US President Bush all but completed his Cabinet reorganization on Wednesday, appointing a former head of the Republican National Committee, Jim Nicholson, as head of the Department of Veterans Affairs, and announcing that four other department heads will stay on.
The announcement, coming a day after Treasury Secretary John Snow was asked to remain in office, means that Bush is replacing nine Cabinet secretaries -- the greatest number in recent times. Former president Richard Nixon replaced eight members of his Cabinet when he entered his second term, though the Cabinet was smaller. Presidents Bill Clinton and Ronald Reagan each replaced seven members of their cabinets.
In recent weeks, administration officials have made clear that Bush wanted to have much of his Cabinet in place by inauguration day, allowing him to move on what he has described as an ambitious domestic agenda of overhauling Social Security and the tax system. The process has been so carefully coordinated that only two Cabinet posts -- the secretaries of energy and health and human services -- have been left open after the resignation of current Cabinet members. In each of the other cases, the announcement of a resignation one day has been immediately followed by the naming of a successor.
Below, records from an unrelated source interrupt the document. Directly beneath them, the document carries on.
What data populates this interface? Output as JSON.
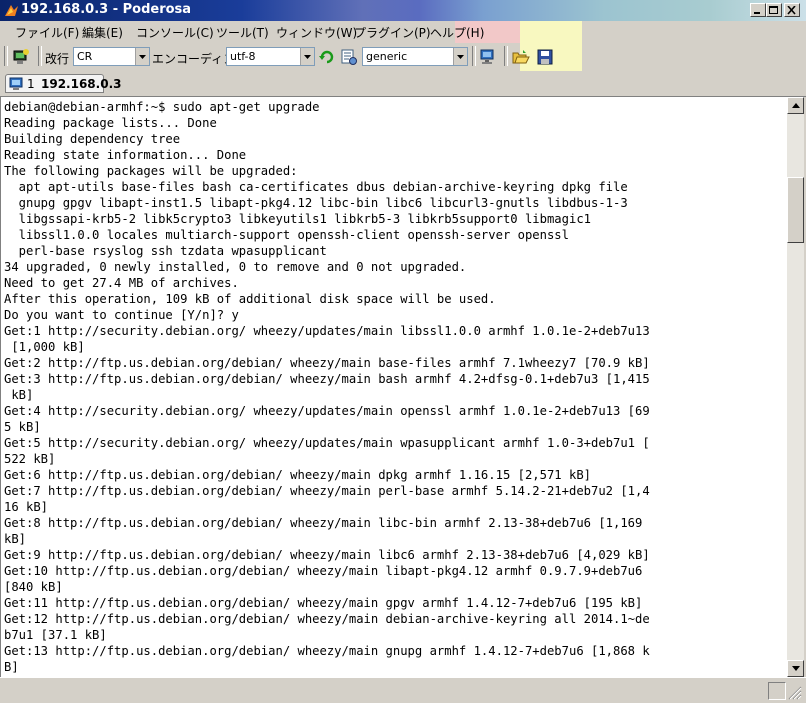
{
  "window": {
    "title": "192.168.0.3 - Poderosa",
    "colors": {
      "titlebar_start": "#0a246a",
      "chrome": "#d4d0c8"
    }
  },
  "menubar": {
    "items": [
      {
        "label": "ファイル(F)"
      },
      {
        "label": "編集(E)"
      },
      {
        "label": "コンソール(C)"
      },
      {
        "label": "ツール(T)"
      },
      {
        "label": "ウィンドウ(W)"
      },
      {
        "label": "プラグイン(P)"
      },
      {
        "label": "ヘルプ(H)"
      }
    ]
  },
  "toolbar": {
    "newline_label": "改行",
    "newline_value": "CR",
    "encoding_label": "エンコーディング",
    "encoding_value": "utf-8",
    "terminal_type_value": "generic",
    "icons": [
      "new-connection-icon",
      "reload-icon",
      "terminal-settings-icon",
      "network-icon",
      "open-folder-icon",
      "save-icon"
    ]
  },
  "tabs": [
    {
      "number": "1",
      "label": "192.168.0.3"
    }
  ],
  "terminal": {
    "lines": [
      "debian@debian-armhf:~$ sudo apt-get upgrade",
      "Reading package lists... Done",
      "Building dependency tree",
      "Reading state information... Done",
      "The following packages will be upgraded:",
      "  apt apt-utils base-files bash ca-certificates dbus debian-archive-keyring dpkg file",
      "  gnupg gpgv libapt-inst1.5 libapt-pkg4.12 libc-bin libc6 libcurl3-gnutls libdbus-1-3",
      "  libgssapi-krb5-2 libk5crypto3 libkeyutils1 libkrb5-3 libkrb5support0 libmagic1",
      "  libssl1.0.0 locales multiarch-support openssh-client openssh-server openssl",
      "  perl-base rsyslog ssh tzdata wpasupplicant",
      "34 upgraded, 0 newly installed, 0 to remove and 0 not upgraded.",
      "Need to get 27.4 MB of archives.",
      "After this operation, 109 kB of additional disk space will be used.",
      "Do you want to continue [Y/n]? y",
      "Get:1 http://security.debian.org/ wheezy/updates/main libssl1.0.0 armhf 1.0.1e-2+deb7u13",
      " [1,000 kB]",
      "Get:2 http://ftp.us.debian.org/debian/ wheezy/main base-files armhf 7.1wheezy7 [70.9 kB]",
      "Get:3 http://ftp.us.debian.org/debian/ wheezy/main bash armhf 4.2+dfsg-0.1+deb7u3 [1,415",
      " kB]",
      "Get:4 http://security.debian.org/ wheezy/updates/main openssl armhf 1.0.1e-2+deb7u13 [69",
      "5 kB]",
      "Get:5 http://security.debian.org/ wheezy/updates/main wpasupplicant armhf 1.0-3+deb7u1 [",
      "522 kB]",
      "Get:6 http://ftp.us.debian.org/debian/ wheezy/main dpkg armhf 1.16.15 [2,571 kB]",
      "Get:7 http://ftp.us.debian.org/debian/ wheezy/main perl-base armhf 5.14.2-21+deb7u2 [1,4",
      "16 kB]",
      "Get:8 http://ftp.us.debian.org/debian/ wheezy/main libc-bin armhf 2.13-38+deb7u6 [1,169",
      "kB]",
      "Get:9 http://ftp.us.debian.org/debian/ wheezy/main libc6 armhf 2.13-38+deb7u6 [4,029 kB]",
      "Get:10 http://ftp.us.debian.org/debian/ wheezy/main libapt-pkg4.12 armhf 0.9.7.9+deb7u6",
      "[840 kB]",
      "Get:11 http://ftp.us.debian.org/debian/ wheezy/main gpgv armhf 1.4.12-7+deb7u6 [195 kB]",
      "Get:12 http://ftp.us.debian.org/debian/ wheezy/main debian-archive-keyring all 2014.1~de",
      "b7u1 [37.1 kB]",
      "Get:13 http://ftp.us.debian.org/debian/ wheezy/main gnupg armhf 1.4.12-7+deb7u6 [1,868 k",
      "B]"
    ]
  }
}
"It's fair to say that in each of these jobs, the president and Andy Card and Karl knew who they wanted," one White House official said, referring to the White House chief of staff and to Karl Rove, the president's chief political adviser.
Bush's spokesman, Scott McClellan, said that the president spoke on Wednesday to the only Democrat in his Cabinet, Transportation Secretary Norman Mineta, and asked him to stay on. Mineta, who has experienced recent health difficulties, had been widely expected to leave.
He did the same with Interior Secretary Gale Norton and Labor Secretary Elaine Chao. Earlier he had spoken with Alphonso Jackson, who took over the Department of Housing and Urban Development when Mel Martinez resigned to run for the Senate from Florida. Martinez won.
Nicholson, who is ambassador to the Vatican, has long been close to Bush and ran the Republican Party during the 2000 campaign. He faces a deep challenge: the Veterans Administration has been attempting to close older, expensive and under-used hospitals, while opening some new ones -- mostly in Sun Belt states where many veterans have settled. One of the most contentious arguments over an older facility has been in Waco, Texas, just kilometers from Bush's ranch, where the president often returns to read headlines in the local papers about the hospital's troubles.
Nicholson is considered a skilled political fixer, and Thursday Bush called him "a patriot, a man of deep conviction who has answered his country's call many times." He served as a paratrooper and an Army Ranger in Vietnam, and earned a bronze star. At the Vatican, Nicholson organized several presidential visits to Pope John Paul II and pressed questions of religious freedom in Russia and China, which has become a critical issue to many of Bush's core political constituents. He also took a role in trying to tamp down objections to the sale of genetically altered foods to some of the world's poorest nations. He is the author of a history of American relations with the Vatican dating back to 1788.